# [Exercise description]
Scan the data below. Pull out each line where "name" occurs.

(Items from an interface collection)
+ + + + + + +

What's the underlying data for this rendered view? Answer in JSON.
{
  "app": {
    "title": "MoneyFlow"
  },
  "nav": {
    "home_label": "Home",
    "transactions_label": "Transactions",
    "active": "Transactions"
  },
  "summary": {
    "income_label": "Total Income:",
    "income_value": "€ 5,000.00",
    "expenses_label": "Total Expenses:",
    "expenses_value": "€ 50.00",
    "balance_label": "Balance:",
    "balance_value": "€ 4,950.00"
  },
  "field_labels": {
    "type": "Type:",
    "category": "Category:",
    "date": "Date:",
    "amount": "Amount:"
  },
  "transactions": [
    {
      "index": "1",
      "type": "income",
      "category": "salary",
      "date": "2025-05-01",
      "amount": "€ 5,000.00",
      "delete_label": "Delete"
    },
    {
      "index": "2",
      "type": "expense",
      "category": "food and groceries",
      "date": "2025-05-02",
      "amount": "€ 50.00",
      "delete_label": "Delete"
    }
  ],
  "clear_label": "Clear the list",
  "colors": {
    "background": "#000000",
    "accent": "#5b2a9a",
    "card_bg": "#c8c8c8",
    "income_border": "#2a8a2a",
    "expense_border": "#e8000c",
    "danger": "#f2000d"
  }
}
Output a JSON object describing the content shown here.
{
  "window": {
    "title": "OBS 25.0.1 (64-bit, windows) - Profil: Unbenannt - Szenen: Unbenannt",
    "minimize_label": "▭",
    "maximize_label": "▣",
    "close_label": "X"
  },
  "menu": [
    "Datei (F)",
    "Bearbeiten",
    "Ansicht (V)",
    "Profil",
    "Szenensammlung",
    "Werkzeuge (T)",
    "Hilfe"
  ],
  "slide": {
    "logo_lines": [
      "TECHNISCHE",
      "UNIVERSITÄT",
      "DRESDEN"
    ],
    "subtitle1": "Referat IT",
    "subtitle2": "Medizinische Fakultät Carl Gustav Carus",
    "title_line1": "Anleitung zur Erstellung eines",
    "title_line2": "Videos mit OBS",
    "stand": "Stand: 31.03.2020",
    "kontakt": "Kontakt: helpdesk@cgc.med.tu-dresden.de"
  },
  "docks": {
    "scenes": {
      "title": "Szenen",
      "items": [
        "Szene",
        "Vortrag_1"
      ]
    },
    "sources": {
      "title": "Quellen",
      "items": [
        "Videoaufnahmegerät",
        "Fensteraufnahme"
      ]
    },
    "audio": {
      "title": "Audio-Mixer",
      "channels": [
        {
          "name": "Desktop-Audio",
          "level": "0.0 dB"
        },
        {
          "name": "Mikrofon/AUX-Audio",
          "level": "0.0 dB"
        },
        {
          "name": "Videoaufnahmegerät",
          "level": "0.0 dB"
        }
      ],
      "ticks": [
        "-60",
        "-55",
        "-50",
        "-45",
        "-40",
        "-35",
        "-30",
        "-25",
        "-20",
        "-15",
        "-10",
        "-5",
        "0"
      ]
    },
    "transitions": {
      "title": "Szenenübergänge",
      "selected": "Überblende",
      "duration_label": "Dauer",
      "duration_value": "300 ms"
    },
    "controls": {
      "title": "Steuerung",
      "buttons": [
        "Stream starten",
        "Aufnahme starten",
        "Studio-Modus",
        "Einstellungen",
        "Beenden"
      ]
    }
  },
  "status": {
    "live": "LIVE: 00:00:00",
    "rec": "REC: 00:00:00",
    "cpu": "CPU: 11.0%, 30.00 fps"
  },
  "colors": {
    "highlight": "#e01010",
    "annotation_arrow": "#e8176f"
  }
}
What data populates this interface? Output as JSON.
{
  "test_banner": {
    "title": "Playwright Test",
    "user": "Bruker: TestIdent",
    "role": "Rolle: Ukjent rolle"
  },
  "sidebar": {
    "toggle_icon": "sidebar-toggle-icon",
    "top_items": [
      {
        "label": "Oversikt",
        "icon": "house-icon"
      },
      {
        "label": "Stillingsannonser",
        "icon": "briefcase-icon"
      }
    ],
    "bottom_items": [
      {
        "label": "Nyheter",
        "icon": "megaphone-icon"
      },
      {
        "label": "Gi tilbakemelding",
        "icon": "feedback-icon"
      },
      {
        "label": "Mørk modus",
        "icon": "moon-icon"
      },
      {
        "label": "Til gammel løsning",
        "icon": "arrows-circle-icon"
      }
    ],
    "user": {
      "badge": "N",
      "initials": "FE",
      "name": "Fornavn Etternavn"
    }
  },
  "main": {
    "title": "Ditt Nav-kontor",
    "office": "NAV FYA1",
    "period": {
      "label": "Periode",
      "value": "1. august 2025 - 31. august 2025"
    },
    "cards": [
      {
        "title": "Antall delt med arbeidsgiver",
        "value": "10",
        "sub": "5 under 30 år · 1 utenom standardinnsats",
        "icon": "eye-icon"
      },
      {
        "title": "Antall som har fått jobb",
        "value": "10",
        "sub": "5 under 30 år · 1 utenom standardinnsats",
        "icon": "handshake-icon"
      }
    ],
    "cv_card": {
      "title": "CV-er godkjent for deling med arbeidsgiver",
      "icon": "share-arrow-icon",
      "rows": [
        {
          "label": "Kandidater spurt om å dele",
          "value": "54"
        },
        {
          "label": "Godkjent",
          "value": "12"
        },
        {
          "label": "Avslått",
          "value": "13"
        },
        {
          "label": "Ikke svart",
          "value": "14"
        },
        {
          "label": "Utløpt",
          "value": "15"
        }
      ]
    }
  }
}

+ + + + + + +

# [Finished task]
          "name": "Desktop-Audio",
          "name": "Mikrofon/AUX-Audio",
          "name": "Videoaufnahmegerät",
      "name": "Fornavn Etternavn"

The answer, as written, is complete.